*WORK TO BE COMPLETED*.
Below are records; copy every line among them that contains the word "Jamie".

-- AVAILABLE DATA follows --

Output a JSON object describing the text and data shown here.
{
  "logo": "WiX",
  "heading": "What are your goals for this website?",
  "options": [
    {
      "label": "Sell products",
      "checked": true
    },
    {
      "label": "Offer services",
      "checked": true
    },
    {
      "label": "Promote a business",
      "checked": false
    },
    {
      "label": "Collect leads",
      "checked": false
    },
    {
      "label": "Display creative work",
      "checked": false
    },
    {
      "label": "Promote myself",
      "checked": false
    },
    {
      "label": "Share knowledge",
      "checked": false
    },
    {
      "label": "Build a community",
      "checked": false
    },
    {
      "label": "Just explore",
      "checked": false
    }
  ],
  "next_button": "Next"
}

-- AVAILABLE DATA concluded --
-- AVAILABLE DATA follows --

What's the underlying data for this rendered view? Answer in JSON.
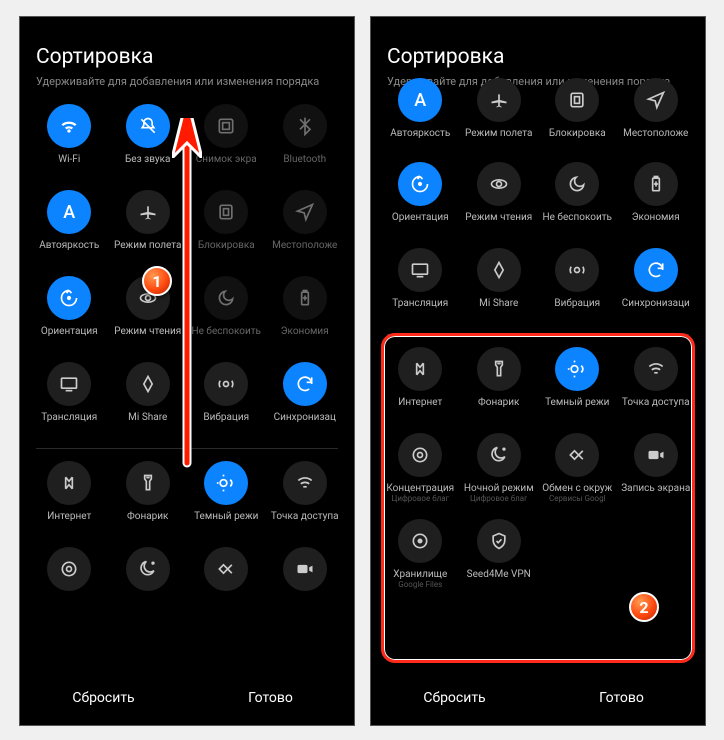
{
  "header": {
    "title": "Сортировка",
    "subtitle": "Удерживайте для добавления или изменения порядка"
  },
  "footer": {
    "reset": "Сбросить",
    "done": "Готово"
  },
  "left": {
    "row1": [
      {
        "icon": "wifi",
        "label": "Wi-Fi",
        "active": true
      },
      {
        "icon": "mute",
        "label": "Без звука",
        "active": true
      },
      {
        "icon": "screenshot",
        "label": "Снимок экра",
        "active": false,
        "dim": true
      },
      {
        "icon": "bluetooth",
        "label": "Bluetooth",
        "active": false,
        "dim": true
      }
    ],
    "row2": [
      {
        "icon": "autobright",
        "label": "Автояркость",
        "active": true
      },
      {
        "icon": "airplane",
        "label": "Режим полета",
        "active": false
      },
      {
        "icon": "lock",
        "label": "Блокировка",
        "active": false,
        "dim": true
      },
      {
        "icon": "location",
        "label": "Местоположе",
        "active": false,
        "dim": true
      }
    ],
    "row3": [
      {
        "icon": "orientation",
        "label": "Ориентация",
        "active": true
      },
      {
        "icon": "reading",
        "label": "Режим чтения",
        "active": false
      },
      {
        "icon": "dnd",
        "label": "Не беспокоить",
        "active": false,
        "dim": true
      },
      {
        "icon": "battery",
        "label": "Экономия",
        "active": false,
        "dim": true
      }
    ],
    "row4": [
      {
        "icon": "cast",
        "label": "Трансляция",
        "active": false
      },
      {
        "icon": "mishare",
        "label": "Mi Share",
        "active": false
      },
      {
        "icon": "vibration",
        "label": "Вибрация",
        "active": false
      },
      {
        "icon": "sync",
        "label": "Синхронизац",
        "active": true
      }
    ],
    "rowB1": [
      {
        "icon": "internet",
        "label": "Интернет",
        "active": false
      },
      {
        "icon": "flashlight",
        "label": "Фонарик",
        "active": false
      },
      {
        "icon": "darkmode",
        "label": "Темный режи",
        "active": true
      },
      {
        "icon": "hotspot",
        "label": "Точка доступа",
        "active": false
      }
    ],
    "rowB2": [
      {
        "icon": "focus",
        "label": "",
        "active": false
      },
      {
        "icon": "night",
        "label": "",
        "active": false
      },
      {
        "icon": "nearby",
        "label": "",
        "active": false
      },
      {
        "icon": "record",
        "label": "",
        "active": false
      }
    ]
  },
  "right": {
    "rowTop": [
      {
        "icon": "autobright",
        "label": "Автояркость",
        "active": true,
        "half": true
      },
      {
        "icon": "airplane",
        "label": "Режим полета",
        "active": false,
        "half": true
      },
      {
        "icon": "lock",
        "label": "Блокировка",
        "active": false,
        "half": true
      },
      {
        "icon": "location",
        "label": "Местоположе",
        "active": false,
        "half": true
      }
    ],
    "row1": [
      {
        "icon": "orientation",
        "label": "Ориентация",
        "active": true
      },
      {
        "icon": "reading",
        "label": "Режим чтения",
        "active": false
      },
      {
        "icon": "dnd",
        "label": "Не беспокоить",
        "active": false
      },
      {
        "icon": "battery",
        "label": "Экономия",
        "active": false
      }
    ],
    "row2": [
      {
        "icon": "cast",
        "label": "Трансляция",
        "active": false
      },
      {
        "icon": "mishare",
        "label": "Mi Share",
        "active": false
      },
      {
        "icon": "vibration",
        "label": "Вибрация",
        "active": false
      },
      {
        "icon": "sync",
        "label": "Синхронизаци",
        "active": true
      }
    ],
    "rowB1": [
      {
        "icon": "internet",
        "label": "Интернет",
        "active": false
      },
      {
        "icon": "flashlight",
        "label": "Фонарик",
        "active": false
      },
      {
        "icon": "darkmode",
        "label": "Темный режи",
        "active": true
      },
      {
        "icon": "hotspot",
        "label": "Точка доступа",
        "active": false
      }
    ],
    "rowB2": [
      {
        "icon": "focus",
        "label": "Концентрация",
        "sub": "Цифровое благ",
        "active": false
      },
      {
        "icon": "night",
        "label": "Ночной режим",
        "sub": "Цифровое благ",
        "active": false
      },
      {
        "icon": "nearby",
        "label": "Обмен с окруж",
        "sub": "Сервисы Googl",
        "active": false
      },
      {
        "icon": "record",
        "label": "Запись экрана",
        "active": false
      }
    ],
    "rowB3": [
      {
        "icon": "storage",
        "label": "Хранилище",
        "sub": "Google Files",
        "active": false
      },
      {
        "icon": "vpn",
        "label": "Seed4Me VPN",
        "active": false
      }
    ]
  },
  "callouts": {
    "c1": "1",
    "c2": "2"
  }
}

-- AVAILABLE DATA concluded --
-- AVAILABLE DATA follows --

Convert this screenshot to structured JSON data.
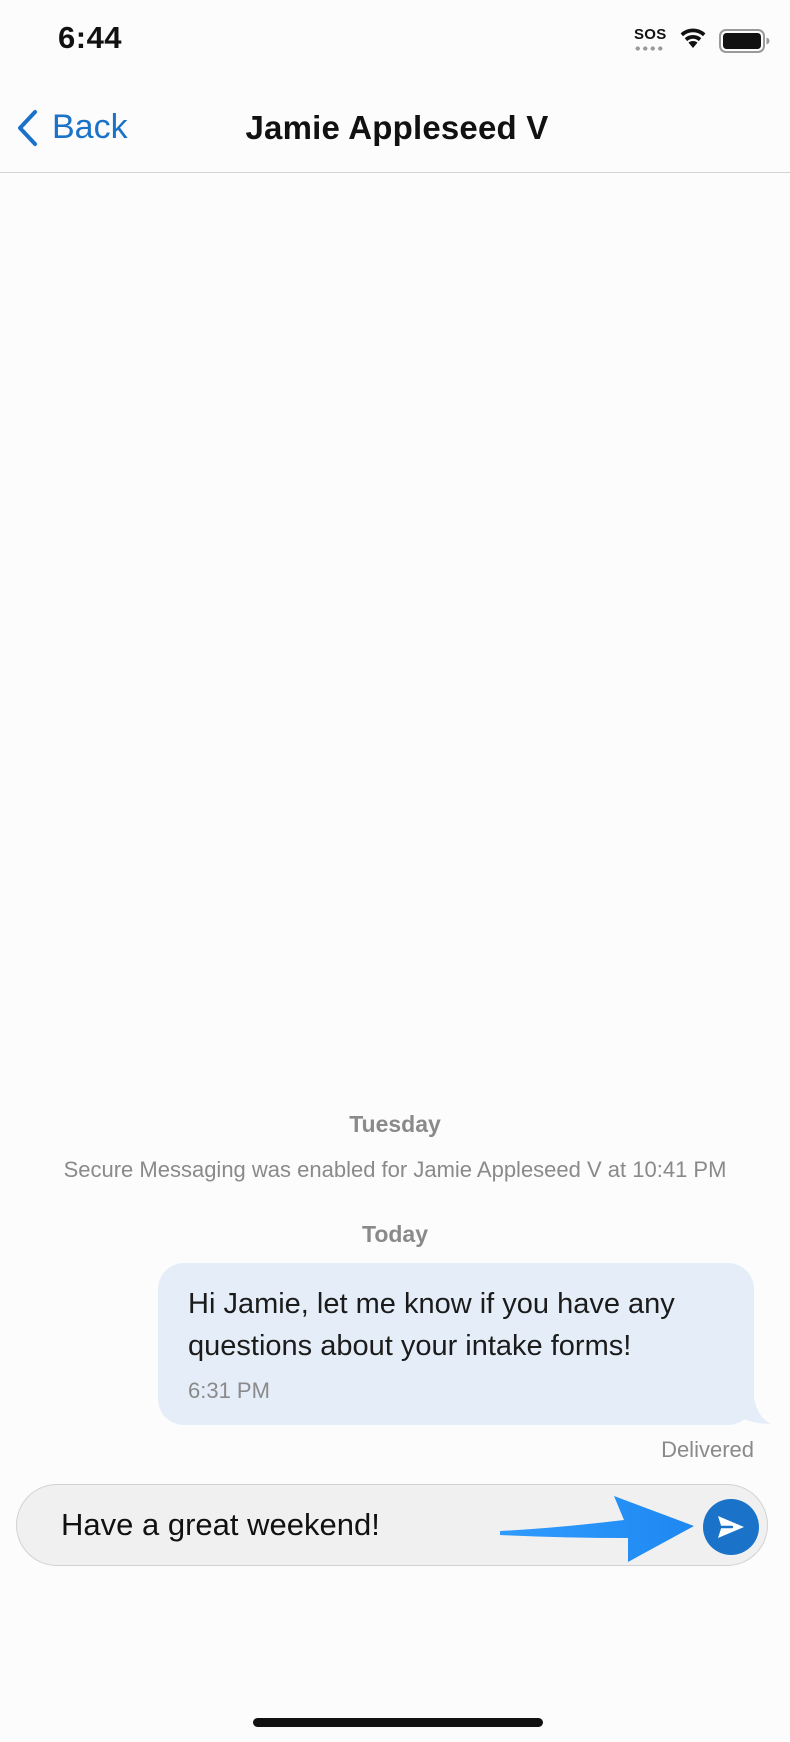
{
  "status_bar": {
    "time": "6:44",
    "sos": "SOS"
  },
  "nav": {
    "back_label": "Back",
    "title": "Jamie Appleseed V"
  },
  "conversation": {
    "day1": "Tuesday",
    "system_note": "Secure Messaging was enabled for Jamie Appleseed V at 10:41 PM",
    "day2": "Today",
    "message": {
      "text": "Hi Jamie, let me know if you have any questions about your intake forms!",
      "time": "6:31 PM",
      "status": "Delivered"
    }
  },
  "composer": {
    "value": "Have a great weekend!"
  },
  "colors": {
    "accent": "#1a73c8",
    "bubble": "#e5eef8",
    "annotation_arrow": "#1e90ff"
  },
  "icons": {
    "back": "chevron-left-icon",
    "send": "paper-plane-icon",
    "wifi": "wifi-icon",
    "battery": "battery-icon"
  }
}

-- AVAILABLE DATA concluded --

*RESPONSE BELOW*.
    "title": "Jamie Appleseed V"
    "system_note": "Secure Messaging was enabled for Jamie Appleseed V at 10:41 PM",
      "text": "Hi Jamie, let me know if you have any questions about your intake forms!",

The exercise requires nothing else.